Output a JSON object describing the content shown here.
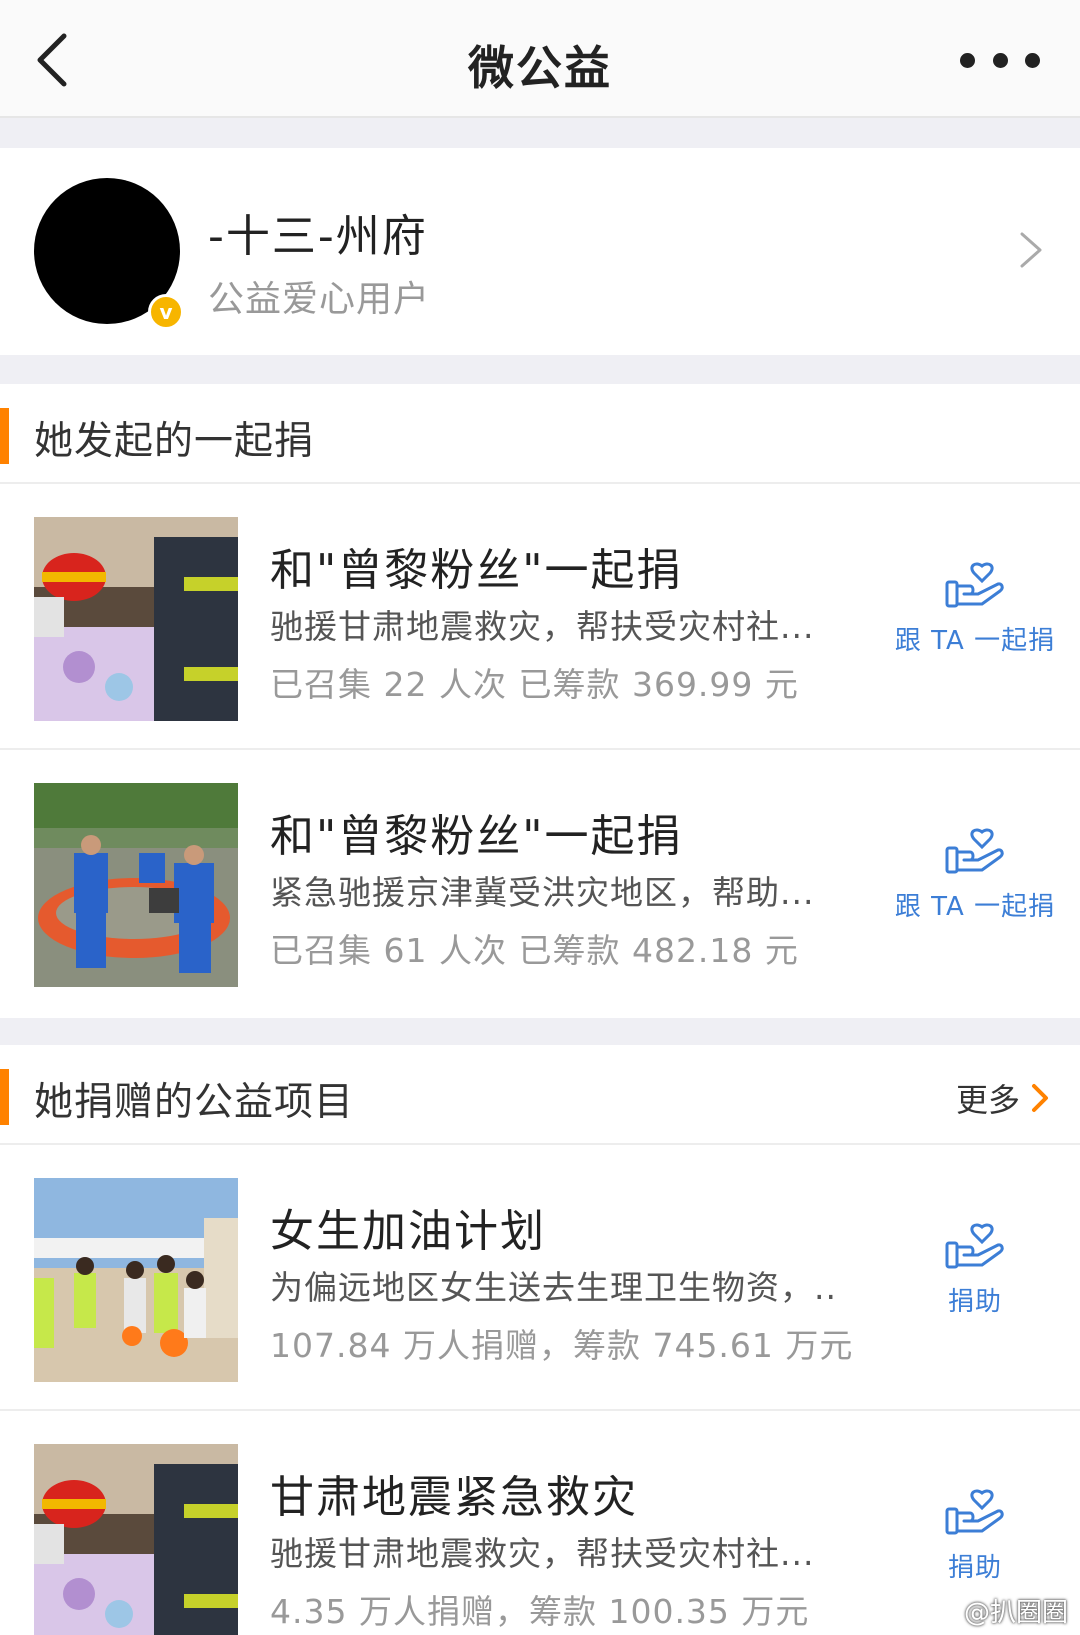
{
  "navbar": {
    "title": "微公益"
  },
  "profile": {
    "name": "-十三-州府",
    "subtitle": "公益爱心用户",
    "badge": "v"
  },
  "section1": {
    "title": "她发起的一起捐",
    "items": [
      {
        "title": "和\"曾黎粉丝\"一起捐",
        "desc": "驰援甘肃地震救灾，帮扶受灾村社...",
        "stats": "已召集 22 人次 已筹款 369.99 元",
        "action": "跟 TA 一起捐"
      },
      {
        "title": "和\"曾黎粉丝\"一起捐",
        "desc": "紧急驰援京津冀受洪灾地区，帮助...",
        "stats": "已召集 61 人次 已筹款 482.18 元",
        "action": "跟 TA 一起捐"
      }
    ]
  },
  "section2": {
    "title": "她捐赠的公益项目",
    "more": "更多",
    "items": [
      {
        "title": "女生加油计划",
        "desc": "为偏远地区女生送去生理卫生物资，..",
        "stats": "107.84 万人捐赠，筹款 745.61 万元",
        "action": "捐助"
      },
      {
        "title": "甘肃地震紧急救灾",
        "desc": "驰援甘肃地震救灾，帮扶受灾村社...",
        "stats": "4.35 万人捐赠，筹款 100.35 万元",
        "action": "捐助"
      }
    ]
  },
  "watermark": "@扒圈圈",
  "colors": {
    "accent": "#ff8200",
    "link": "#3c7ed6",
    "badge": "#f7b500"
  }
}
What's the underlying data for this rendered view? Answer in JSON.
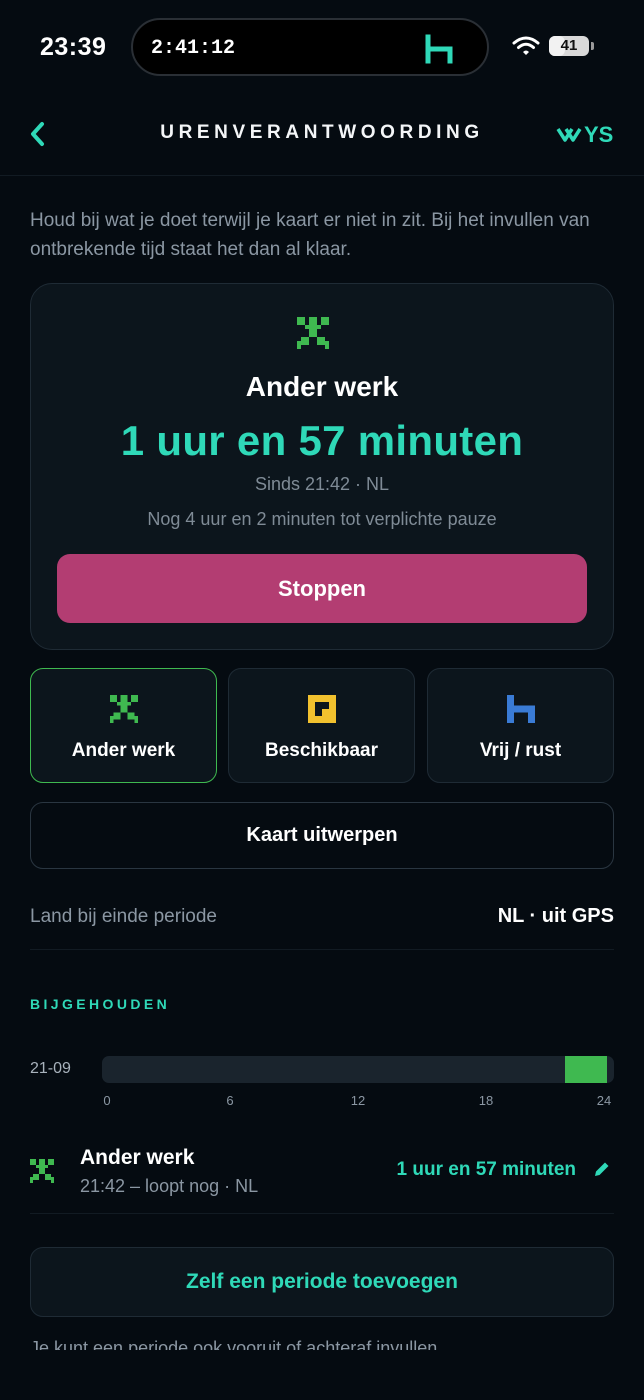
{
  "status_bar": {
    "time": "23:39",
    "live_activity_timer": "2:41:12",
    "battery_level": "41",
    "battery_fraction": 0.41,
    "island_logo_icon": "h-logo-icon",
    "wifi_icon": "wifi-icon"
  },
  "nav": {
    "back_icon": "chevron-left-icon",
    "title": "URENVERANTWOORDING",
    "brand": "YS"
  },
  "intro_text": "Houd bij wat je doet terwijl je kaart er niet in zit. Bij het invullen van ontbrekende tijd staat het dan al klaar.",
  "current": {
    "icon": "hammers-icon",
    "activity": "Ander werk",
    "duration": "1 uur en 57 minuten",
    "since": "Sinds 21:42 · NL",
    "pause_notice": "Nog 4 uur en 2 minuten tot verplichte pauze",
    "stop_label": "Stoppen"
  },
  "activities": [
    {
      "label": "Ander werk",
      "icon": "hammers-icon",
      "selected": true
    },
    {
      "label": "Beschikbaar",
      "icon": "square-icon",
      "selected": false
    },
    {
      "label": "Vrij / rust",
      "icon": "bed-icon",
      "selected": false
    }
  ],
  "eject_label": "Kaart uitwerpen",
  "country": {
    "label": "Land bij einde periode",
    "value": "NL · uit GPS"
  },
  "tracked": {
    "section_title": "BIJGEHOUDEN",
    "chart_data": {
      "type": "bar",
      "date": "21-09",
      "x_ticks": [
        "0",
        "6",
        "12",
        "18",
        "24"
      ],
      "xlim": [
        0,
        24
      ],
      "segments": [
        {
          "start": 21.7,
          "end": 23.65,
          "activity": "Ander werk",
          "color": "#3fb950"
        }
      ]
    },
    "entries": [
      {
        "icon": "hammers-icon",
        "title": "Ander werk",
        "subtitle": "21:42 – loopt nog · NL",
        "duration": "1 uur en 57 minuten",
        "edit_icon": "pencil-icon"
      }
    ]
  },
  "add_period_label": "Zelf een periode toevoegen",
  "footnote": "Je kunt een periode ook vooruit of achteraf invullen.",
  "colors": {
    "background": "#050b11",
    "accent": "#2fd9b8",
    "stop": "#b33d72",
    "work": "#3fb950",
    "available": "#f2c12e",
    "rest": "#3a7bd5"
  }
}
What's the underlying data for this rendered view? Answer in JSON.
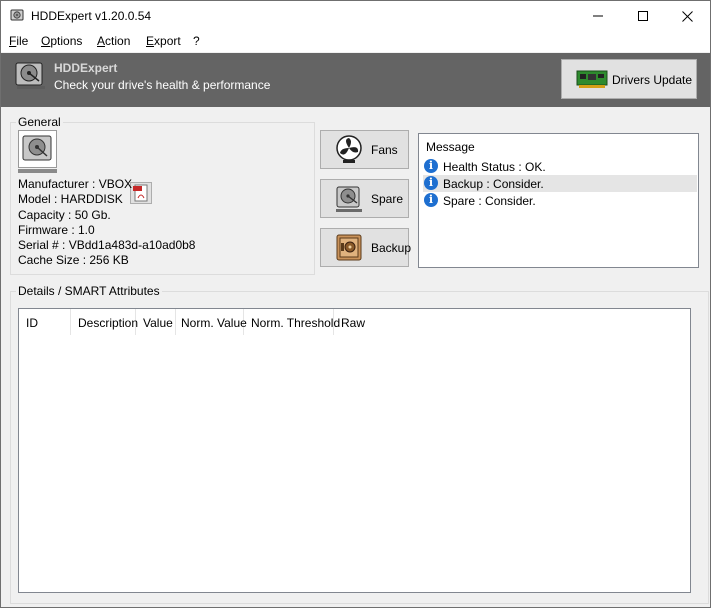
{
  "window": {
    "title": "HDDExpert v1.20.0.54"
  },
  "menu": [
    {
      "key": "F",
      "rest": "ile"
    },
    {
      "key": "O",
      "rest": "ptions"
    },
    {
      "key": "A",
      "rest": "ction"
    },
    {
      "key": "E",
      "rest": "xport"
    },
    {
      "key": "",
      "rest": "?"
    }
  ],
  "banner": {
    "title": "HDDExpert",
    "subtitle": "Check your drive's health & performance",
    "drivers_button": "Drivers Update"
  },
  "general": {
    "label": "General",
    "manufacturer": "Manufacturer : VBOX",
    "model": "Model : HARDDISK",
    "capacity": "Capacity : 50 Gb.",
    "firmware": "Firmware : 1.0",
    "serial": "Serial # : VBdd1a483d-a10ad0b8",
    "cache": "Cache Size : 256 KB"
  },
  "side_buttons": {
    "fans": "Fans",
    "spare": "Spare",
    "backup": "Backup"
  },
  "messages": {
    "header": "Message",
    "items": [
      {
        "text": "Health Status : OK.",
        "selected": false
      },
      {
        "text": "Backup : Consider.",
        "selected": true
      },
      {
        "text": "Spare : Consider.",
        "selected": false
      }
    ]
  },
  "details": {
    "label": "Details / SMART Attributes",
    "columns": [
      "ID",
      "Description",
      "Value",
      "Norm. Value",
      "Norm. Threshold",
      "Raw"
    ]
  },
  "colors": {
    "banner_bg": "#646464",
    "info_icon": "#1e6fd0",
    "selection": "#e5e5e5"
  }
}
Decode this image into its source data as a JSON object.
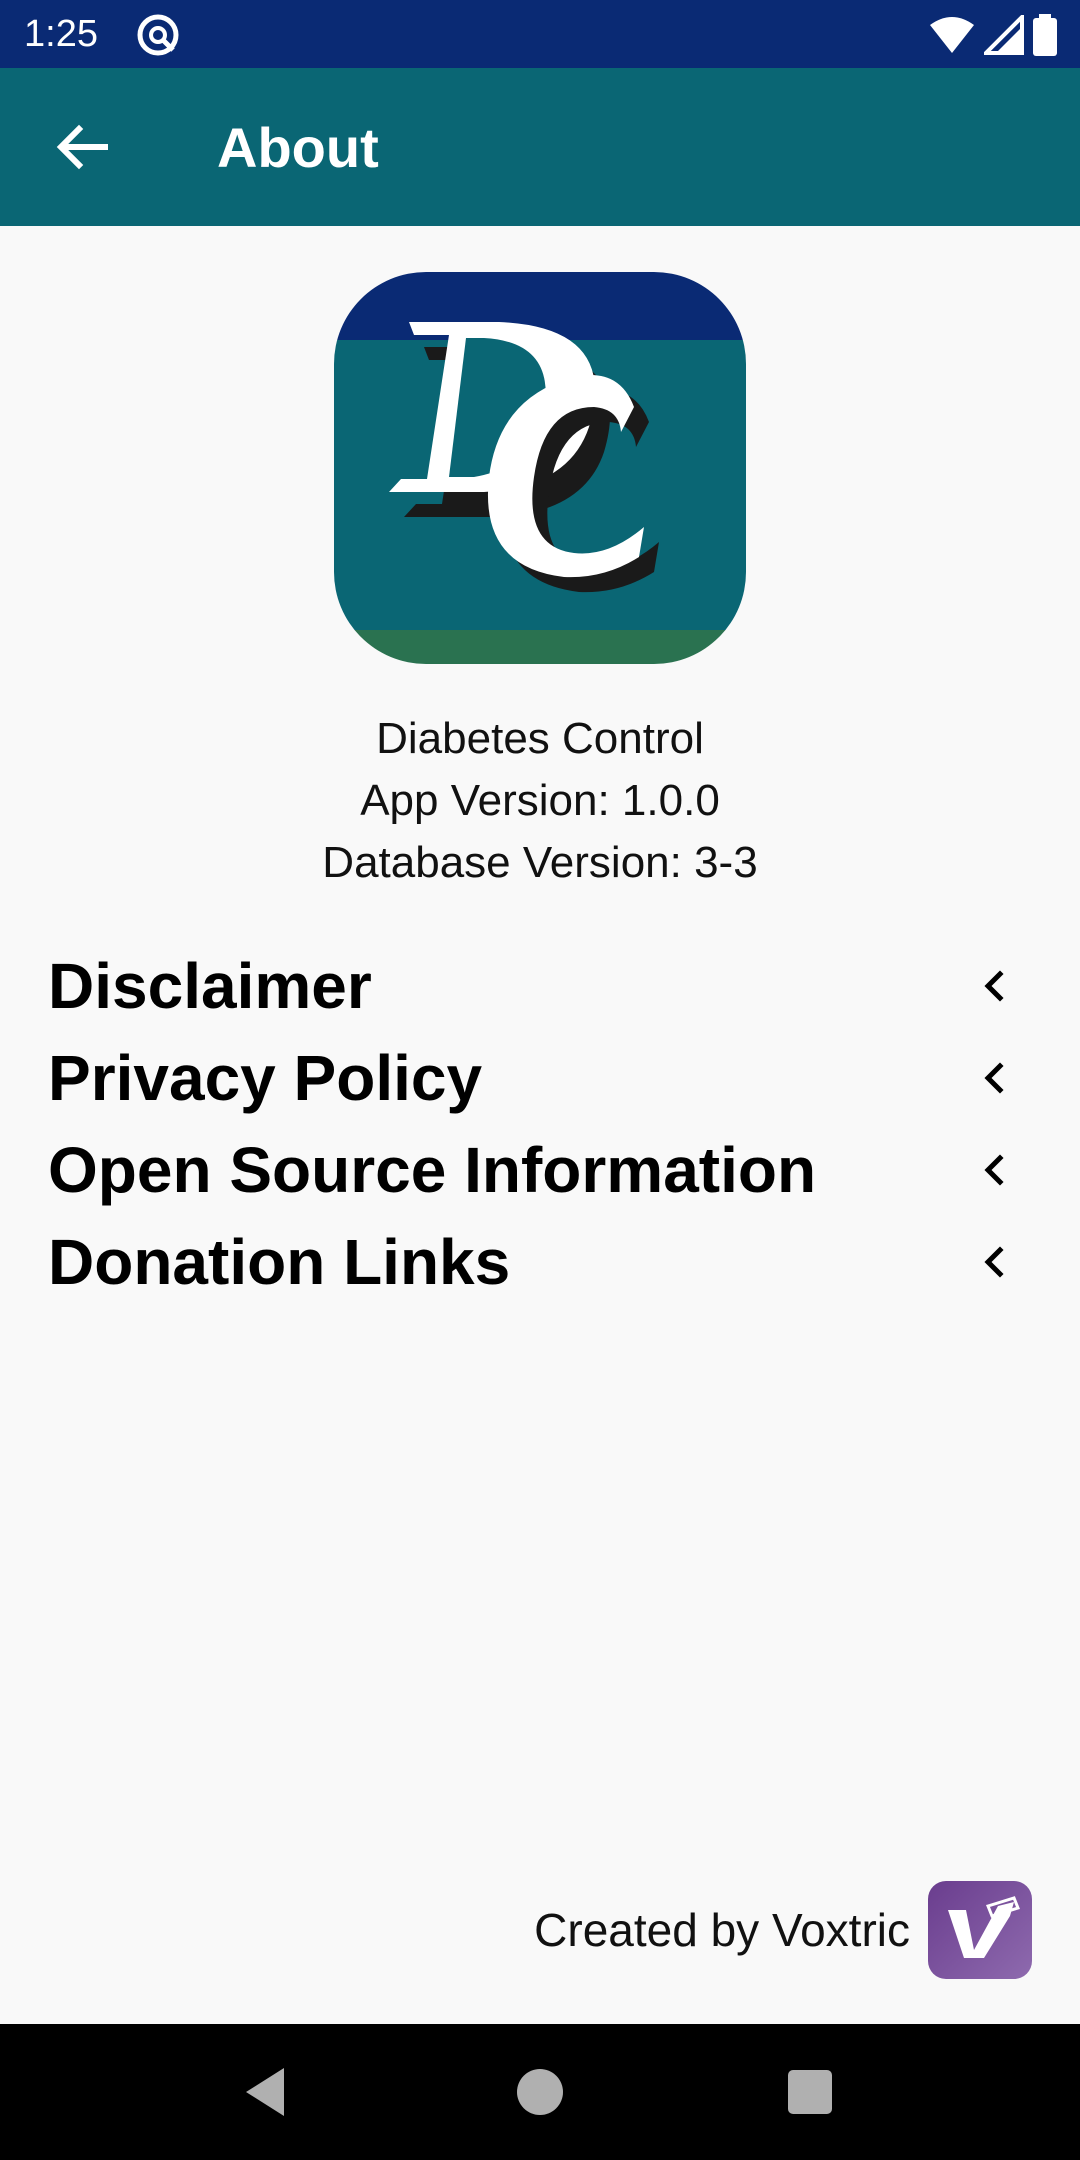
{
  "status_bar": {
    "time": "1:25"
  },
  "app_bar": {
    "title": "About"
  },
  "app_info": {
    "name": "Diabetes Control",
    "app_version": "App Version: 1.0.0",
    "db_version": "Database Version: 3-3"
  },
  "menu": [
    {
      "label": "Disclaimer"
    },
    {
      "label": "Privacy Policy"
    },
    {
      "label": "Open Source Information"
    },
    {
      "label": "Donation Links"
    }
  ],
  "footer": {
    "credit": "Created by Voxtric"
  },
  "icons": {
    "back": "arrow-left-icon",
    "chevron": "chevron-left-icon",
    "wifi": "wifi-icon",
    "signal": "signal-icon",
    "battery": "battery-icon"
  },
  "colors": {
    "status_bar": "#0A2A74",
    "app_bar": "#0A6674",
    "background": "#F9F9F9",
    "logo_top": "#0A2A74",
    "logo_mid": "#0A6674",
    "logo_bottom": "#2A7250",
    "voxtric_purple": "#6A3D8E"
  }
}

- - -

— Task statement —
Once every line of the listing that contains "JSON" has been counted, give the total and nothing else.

— Solution for this task —
4